**What this task involves:** Everything from the line holding "Serialize everything readable" through the last line below must be repeated exactly, and nothing else.

==========

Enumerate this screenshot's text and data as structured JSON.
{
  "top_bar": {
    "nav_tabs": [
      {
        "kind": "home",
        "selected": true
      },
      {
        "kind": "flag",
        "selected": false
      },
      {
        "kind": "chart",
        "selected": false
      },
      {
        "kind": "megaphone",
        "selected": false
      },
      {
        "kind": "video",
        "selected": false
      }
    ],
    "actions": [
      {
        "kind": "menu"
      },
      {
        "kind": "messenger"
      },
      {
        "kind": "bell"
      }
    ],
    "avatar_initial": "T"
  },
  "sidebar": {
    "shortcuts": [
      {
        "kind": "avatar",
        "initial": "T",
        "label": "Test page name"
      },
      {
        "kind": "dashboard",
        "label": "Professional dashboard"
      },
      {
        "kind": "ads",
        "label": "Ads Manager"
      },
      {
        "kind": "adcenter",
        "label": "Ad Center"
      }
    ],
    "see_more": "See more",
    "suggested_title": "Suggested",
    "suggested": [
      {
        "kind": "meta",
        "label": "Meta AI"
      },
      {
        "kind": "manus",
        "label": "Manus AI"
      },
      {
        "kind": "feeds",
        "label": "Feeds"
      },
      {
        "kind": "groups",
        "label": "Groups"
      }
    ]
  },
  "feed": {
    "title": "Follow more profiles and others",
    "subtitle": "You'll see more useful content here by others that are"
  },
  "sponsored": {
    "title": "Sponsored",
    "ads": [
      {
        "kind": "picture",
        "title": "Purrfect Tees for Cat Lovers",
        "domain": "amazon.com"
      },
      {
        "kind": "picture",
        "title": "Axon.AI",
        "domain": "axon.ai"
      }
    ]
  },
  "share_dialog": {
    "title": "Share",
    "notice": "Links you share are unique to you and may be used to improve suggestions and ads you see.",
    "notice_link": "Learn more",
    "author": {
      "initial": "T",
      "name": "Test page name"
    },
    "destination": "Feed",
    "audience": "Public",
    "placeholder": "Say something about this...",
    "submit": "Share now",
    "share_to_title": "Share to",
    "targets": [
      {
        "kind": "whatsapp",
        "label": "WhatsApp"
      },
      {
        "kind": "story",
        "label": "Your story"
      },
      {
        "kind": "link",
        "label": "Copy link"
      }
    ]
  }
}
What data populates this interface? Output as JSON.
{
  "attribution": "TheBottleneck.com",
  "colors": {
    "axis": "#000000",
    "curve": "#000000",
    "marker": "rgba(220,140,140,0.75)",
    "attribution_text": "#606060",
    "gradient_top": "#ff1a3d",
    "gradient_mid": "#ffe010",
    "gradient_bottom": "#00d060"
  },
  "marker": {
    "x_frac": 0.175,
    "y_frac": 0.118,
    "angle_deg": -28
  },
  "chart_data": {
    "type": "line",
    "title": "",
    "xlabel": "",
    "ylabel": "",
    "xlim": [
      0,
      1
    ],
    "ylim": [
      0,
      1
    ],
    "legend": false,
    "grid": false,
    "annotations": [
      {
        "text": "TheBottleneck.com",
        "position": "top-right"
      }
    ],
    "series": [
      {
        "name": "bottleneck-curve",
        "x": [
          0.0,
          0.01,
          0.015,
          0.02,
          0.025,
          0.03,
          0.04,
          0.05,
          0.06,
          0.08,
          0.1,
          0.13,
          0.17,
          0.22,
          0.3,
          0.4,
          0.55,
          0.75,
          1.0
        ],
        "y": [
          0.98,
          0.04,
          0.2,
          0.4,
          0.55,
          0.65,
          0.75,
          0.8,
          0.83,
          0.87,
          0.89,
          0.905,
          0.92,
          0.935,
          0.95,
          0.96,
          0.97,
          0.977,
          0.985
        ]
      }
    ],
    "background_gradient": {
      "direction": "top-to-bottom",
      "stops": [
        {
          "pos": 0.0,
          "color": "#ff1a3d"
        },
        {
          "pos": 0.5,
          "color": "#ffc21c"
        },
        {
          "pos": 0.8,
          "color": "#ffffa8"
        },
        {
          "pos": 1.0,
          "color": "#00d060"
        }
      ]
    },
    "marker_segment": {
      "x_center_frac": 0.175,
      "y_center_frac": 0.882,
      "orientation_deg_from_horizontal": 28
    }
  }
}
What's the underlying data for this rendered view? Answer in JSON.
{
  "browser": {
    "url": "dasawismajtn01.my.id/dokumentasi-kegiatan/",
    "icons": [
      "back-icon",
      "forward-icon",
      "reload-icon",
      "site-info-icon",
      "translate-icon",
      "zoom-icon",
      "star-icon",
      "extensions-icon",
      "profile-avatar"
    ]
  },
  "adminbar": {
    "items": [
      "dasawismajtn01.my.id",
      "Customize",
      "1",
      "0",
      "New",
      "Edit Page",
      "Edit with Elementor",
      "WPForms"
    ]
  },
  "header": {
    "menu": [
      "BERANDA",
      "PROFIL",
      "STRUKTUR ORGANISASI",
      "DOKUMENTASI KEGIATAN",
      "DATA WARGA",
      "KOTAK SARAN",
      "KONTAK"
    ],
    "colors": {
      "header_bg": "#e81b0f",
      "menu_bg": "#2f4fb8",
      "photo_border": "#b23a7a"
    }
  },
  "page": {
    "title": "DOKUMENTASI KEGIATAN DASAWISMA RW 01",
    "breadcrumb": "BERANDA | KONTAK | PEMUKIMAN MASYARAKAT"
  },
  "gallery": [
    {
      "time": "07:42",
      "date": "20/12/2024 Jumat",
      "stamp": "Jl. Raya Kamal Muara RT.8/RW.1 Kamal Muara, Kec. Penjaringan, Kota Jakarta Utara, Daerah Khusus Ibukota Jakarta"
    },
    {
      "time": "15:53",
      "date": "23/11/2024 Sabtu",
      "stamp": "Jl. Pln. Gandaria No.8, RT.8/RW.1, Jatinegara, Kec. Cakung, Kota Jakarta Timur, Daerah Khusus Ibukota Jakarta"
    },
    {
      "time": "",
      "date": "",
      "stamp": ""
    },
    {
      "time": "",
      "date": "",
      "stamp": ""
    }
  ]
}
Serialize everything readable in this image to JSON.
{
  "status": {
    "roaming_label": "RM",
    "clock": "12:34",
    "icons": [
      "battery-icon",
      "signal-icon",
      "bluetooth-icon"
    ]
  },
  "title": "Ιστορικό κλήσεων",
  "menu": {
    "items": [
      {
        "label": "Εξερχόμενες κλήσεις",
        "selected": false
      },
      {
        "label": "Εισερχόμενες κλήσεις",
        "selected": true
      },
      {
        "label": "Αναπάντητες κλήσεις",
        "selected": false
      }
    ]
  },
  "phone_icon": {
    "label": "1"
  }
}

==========

**Exercise output:**
Serialize everything readable in this image to JSON.
{
  "status": {
    "roaming_label": "RM",
    "clock": "12:34",
    "icons": [
      "battery-icon",
      "signal-icon",
      "bluetooth-icon"
    ]
  },
  "title": "Ιστορικό κλήσεων",
  "menu": {
    "items": [
      {
        "label": "Εξερχόμενες κλήσεις",
        "selected": false
      },
      {
        "label": "Εισερχόμενες κλήσεις",
        "selected": true
      },
      {
        "label": "Αναπάντητες κλήσεις",
        "selected": false
      }
    ]
  },
  "phone_icon": {
    "label": "1"
  }
}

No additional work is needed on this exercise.